:: Exercise brief ::
The records that follow are to be given again exactly. Do not carry over any image.

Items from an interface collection
*** Begin section ***
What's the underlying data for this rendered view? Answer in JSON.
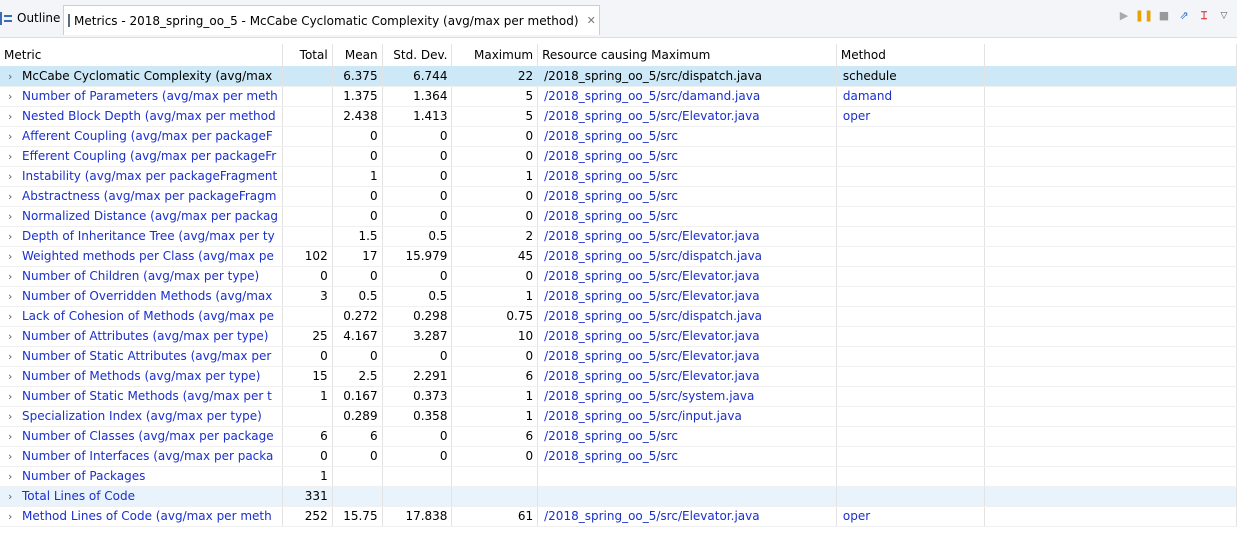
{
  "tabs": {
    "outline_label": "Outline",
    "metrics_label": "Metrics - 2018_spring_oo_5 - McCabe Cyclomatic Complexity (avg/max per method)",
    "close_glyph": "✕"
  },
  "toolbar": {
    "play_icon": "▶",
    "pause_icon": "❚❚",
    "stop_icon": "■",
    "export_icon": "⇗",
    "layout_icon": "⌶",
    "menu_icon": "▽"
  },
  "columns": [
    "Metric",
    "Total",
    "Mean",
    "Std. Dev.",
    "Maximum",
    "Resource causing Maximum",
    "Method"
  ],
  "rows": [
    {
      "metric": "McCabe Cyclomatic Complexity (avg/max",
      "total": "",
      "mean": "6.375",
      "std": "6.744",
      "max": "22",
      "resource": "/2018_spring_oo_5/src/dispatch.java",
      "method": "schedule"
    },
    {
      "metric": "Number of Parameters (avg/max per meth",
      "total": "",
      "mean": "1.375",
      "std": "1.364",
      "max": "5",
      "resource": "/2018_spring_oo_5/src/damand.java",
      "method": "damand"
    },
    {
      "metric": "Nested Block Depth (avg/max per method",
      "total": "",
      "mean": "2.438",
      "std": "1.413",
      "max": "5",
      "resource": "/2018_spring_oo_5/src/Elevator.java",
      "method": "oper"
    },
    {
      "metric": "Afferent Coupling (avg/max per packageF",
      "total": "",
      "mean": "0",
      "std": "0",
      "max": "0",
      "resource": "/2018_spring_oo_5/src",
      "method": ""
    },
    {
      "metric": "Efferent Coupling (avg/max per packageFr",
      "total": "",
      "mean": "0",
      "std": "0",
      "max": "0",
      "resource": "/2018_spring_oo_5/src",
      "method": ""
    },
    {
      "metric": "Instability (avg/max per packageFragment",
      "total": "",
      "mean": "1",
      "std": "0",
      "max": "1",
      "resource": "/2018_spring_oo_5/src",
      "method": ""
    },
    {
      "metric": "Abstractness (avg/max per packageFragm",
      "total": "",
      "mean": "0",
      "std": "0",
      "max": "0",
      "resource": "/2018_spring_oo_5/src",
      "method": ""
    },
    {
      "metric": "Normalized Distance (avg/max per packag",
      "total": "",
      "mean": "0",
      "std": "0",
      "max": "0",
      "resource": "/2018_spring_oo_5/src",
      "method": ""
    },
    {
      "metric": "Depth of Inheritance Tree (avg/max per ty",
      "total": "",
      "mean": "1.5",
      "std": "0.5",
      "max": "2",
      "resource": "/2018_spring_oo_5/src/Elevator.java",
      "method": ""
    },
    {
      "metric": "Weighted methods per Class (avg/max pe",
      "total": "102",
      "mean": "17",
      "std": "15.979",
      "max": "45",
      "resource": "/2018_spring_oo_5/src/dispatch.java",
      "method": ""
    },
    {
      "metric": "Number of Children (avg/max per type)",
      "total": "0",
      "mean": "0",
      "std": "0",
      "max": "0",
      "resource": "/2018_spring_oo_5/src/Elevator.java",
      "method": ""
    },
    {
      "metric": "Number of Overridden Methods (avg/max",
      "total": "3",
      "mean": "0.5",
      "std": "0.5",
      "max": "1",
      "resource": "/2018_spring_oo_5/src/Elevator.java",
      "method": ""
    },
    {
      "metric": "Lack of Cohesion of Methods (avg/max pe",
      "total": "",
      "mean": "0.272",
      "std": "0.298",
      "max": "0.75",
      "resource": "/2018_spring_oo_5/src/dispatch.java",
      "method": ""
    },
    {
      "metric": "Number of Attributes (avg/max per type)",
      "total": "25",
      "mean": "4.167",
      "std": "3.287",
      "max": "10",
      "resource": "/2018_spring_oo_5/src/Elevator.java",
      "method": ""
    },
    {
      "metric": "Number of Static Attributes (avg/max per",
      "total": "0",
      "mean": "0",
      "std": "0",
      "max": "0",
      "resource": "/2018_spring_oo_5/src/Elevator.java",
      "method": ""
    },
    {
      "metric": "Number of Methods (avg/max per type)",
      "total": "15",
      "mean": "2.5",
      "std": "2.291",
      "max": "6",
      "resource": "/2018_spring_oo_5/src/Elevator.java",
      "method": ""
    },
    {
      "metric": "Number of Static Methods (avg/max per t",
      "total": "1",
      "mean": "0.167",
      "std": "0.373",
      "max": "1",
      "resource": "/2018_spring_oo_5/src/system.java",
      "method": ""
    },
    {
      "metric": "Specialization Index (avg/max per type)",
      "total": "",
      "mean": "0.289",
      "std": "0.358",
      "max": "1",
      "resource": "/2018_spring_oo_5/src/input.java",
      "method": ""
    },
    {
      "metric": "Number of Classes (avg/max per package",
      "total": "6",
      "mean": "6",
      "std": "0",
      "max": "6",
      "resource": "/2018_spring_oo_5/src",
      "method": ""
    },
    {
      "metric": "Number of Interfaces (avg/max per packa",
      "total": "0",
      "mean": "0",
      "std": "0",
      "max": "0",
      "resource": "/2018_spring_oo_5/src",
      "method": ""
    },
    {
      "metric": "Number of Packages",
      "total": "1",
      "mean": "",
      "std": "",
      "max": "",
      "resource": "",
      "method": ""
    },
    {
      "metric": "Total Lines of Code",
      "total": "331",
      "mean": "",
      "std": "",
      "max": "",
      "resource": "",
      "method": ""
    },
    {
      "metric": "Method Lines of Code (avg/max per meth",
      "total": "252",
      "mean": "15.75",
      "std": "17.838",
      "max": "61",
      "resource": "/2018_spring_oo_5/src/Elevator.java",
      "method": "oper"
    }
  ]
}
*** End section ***
:: Answer area ::
What's the underlying data for this rendered view? Answer in JSON.
{
  "tabs": {
    "outline_label": "Outline",
    "metrics_label": "Metrics - 2018_spring_oo_5 - McCabe Cyclomatic Complexity (avg/max per method)",
    "close_glyph": "✕"
  },
  "toolbar": {
    "play_icon": "▶",
    "pause_icon": "❚❚",
    "stop_icon": "■",
    "export_icon": "⇗",
    "layout_icon": "⌶",
    "menu_icon": "▽"
  },
  "columns": [
    "Metric",
    "Total",
    "Mean",
    "Std. Dev.",
    "Maximum",
    "Resource causing Maximum",
    "Method"
  ],
  "rows": [
    {
      "metric": "McCabe Cyclomatic Complexity (avg/max",
      "total": "",
      "mean": "6.375",
      "std": "6.744",
      "max": "22",
      "resource": "/2018_spring_oo_5/src/dispatch.java",
      "method": "schedule"
    },
    {
      "metric": "Number of Parameters (avg/max per meth",
      "total": "",
      "mean": "1.375",
      "std": "1.364",
      "max": "5",
      "resource": "/2018_spring_oo_5/src/damand.java",
      "method": "damand"
    },
    {
      "metric": "Nested Block Depth (avg/max per method",
      "total": "",
      "mean": "2.438",
      "std": "1.413",
      "max": "5",
      "resource": "/2018_spring_oo_5/src/Elevator.java",
      "method": "oper"
    },
    {
      "metric": "Afferent Coupling (avg/max per packageF",
      "total": "",
      "mean": "0",
      "std": "0",
      "max": "0",
      "resource": "/2018_spring_oo_5/src",
      "method": ""
    },
    {
      "metric": "Efferent Coupling (avg/max per packageFr",
      "total": "",
      "mean": "0",
      "std": "0",
      "max": "0",
      "resource": "/2018_spring_oo_5/src",
      "method": ""
    },
    {
      "metric": "Instability (avg/max per packageFragment",
      "total": "",
      "mean": "1",
      "std": "0",
      "max": "1",
      "resource": "/2018_spring_oo_5/src",
      "method": ""
    },
    {
      "metric": "Abstractness (avg/max per packageFragm",
      "total": "",
      "mean": "0",
      "std": "0",
      "max": "0",
      "resource": "/2018_spring_oo_5/src",
      "method": ""
    },
    {
      "metric": "Normalized Distance (avg/max per packag",
      "total": "",
      "mean": "0",
      "std": "0",
      "max": "0",
      "resource": "/2018_spring_oo_5/src",
      "method": ""
    },
    {
      "metric": "Depth of Inheritance Tree (avg/max per ty",
      "total": "",
      "mean": "1.5",
      "std": "0.5",
      "max": "2",
      "resource": "/2018_spring_oo_5/src/Elevator.java",
      "method": ""
    },
    {
      "metric": "Weighted methods per Class (avg/max pe",
      "total": "102",
      "mean": "17",
      "std": "15.979",
      "max": "45",
      "resource": "/2018_spring_oo_5/src/dispatch.java",
      "method": ""
    },
    {
      "metric": "Number of Children (avg/max per type)",
      "total": "0",
      "mean": "0",
      "std": "0",
      "max": "0",
      "resource": "/2018_spring_oo_5/src/Elevator.java",
      "method": ""
    },
    {
      "metric": "Number of Overridden Methods (avg/max",
      "total": "3",
      "mean": "0.5",
      "std": "0.5",
      "max": "1",
      "resource": "/2018_spring_oo_5/src/Elevator.java",
      "method": ""
    },
    {
      "metric": "Lack of Cohesion of Methods (avg/max pe",
      "total": "",
      "mean": "0.272",
      "std": "0.298",
      "max": "0.75",
      "resource": "/2018_spring_oo_5/src/dispatch.java",
      "method": ""
    },
    {
      "metric": "Number of Attributes (avg/max per type)",
      "total": "25",
      "mean": "4.167",
      "std": "3.287",
      "max": "10",
      "resource": "/2018_spring_oo_5/src/Elevator.java",
      "method": ""
    },
    {
      "metric": "Number of Static Attributes (avg/max per",
      "total": "0",
      "mean": "0",
      "std": "0",
      "max": "0",
      "resource": "/2018_spring_oo_5/src/Elevator.java",
      "method": ""
    },
    {
      "metric": "Number of Methods (avg/max per type)",
      "total": "15",
      "mean": "2.5",
      "std": "2.291",
      "max": "6",
      "resource": "/2018_spring_oo_5/src/Elevator.java",
      "method": ""
    },
    {
      "metric": "Number of Static Methods (avg/max per t",
      "total": "1",
      "mean": "0.167",
      "std": "0.373",
      "max": "1",
      "resource": "/2018_spring_oo_5/src/system.java",
      "method": ""
    },
    {
      "metric": "Specialization Index (avg/max per type)",
      "total": "",
      "mean": "0.289",
      "std": "0.358",
      "max": "1",
      "resource": "/2018_spring_oo_5/src/input.java",
      "method": ""
    },
    {
      "metric": "Number of Classes (avg/max per package",
      "total": "6",
      "mean": "6",
      "std": "0",
      "max": "6",
      "resource": "/2018_spring_oo_5/src",
      "method": ""
    },
    {
      "metric": "Number of Interfaces (avg/max per packa",
      "total": "0",
      "mean": "0",
      "std": "0",
      "max": "0",
      "resource": "/2018_spring_oo_5/src",
      "method": ""
    },
    {
      "metric": "Number of Packages",
      "total": "1",
      "mean": "",
      "std": "",
      "max": "",
      "resource": "",
      "method": ""
    },
    {
      "metric": "Total Lines of Code",
      "total": "331",
      "mean": "",
      "std": "",
      "max": "",
      "resource": "",
      "method": ""
    },
    {
      "metric": "Method Lines of Code (avg/max per meth",
      "total": "252",
      "mean": "15.75",
      "std": "17.838",
      "max": "61",
      "resource": "/2018_spring_oo_5/src/Elevator.java",
      "method": "oper"
    }
  ]
}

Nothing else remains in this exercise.